Have you Discovered Double Gauze Fabric Yet?
Whilst it isn’t a new type of fabric, it has, until recently, been something of secret amongst sewers, with just a handful of manufacturers making this super soft and breathable fabric. This year however, it has exploded onto the scene with many of the top design houses producing their own ranges, including Riley Blake, Robert Kaufman and Michael Miller.
Double gauze originated in Japan where dressmakers were looking for a lightweight, breathable fabric to make clothes from, which would work well in hot weather. A single layer of gauze, like that used in bandages, was seen as the ideal weight for summer clothes and with a loose weave sewers recognised that the fabric would allow the air to flow around their skin, keeping them cool. The problem was that when used in a single layer it lacked any weight at all and so did not drape in a pleasing way, due to the loose weave it stretched out of shape easily and it was often very see through.
The solution was to weave two separate layers of gauze at the same time, weaving them together at regular intervals to create a single fabric. The resulting double gauze fabric is:
- still very lightweight, but has just enough weight to drape softly,
- very cool to wear, with the loose weave still allowing the air to circulate,
- very, very soft – with a touch me and cuddle me quality,
- a fabric which is no longer very see through.
The image below shows you a close up of the back of Michael Miller’s double gauze, you can see the criss cross pattern created by the weaving process. Depending on your fabric’s colour and pattern, this is more or less visible on the front side (it is never more than on the back). Once sewn into a blanket, garment or quilt, this criss cross pattern is not visible to the eye – the main image at the top of this post is the right side of the fabric below, if you look very closely you can make out the criss cross pattern, but you have to look very closely.
How Easy is it to Sew With Double Gauze?
Prepare it correctly and you can treat double gauze pretty much as regular cotton. The drape is looser so if you like very crisp corners when quilting then this won’t be the fabric for you, but with the right treatment and where appropriate interfacing, it can be used for any sewing project, dressmaking, quilting, even curtains and blinds!
Follow our top tips for sewing with double gauze below, and you will have no issues, and we are sure you will be delighted with the results – the look and feel!
- Don’t forget to prewash your fabrics, just as with regular cotton.

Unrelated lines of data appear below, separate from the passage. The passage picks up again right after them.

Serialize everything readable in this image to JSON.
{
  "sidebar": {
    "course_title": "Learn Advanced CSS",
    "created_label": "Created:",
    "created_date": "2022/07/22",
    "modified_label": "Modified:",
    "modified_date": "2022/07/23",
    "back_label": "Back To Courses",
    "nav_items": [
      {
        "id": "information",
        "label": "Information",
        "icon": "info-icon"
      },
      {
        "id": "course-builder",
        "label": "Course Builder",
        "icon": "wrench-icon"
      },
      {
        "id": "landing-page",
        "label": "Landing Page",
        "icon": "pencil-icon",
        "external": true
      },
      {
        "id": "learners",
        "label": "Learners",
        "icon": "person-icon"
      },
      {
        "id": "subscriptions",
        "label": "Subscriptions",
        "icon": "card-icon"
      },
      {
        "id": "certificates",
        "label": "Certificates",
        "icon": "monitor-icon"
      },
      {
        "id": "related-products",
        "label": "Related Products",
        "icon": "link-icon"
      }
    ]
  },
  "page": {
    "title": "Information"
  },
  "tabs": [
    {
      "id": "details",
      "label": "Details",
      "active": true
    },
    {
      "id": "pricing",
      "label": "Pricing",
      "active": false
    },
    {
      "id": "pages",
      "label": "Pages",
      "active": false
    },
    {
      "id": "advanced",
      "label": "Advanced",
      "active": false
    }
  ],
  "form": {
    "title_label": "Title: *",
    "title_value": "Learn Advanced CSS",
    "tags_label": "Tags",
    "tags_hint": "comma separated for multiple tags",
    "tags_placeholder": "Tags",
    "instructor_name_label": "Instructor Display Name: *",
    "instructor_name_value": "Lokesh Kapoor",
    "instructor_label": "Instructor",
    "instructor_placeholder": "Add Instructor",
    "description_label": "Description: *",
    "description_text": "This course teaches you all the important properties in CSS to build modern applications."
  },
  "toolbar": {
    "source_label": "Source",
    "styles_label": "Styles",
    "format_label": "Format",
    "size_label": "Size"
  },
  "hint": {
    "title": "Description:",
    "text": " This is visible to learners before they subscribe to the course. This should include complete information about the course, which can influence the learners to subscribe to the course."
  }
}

- If you are using interfacing iron the interfacing onto the fabric BEFORE tracing and cutting your pattern shapes. The loose weave of the fabric coupled with the action of ironing can lead to fabrics losing their shape, attaching the interfacing first will remove this possibility and instantly stabilize your fabric.
- If you are not using interfacing, spray your fabrics with starch first, this will temporarily stiffen the fabrics, stopping them from stretching out of shape.
- Once you have cut your pattern pieces stay stitch everything! Until you have finished sewing your item the fabric will remain fragile and will easily pull out of shape. Running around the edges of your fabric pieces with a basting stitch close to the edge will stabilize the fabrics and almost completely eliminate this problem. Once I have stay stitched I start breathing again! From this point on I know it will be difficult to pull the fabrics out of shape.
- Do not iron your fabrics from left to right (before they are sewn together) as this will stretch the fabrics, instead press the fabrics, by lifting the iron up and down, moving across the fabric as you go.
- Don’t pull the fabrics through your sewing machine, just gently guide them, again avoiding stretching.
- Use a longer stitch length, size 3-3.5 is ideal, this will reduce the risk of stretching and if you have to unpick you will be less likely to stress the fabric.
- If you are dressmaking and some parts of the garment are going to have interfacing attached and some not (apart from just collars and cuffs), for example if the facing has interfacing attached, we recommend attaching interfacing to everything. We recently made a tank top with facing from the shoulders half way down the bust, when on, particularly in the evening, you could see the line between the interfaced section and parts without interfacing. If you are worried that adding the interfacing all over the fabric will take away all that is beautiful about double gauze, don’t be, the fabric remained super soft, like a second skin, and if anything the interfacing improved the overall finish.
- If you have large darts in your garment, cut them open and iron the dart’s seam allowance open, half on each side of the dart. We found that large darts, ironed in one direction, add enough weight to slightly pull the garment down and sag at the seam (we are being particularly picky, but this is so easy to avoid!).
I hope this list hasn’t scared you, as long as you follow these steps this fabric will come together as planned and we are sure you will be pleased with the results. If you have had your fingers burnt sewing with knits and are worried that you will get to the end of piece A only to find it no longer lines up with piece B, don’t be, double gauze is sooo much easier to work with than knits!
Please do share your dos and don’ts with us – we love to hear about your experiences 🙂 and visit our Pinterest board (click on the image below) for links to lots of free patterns and inspiring images.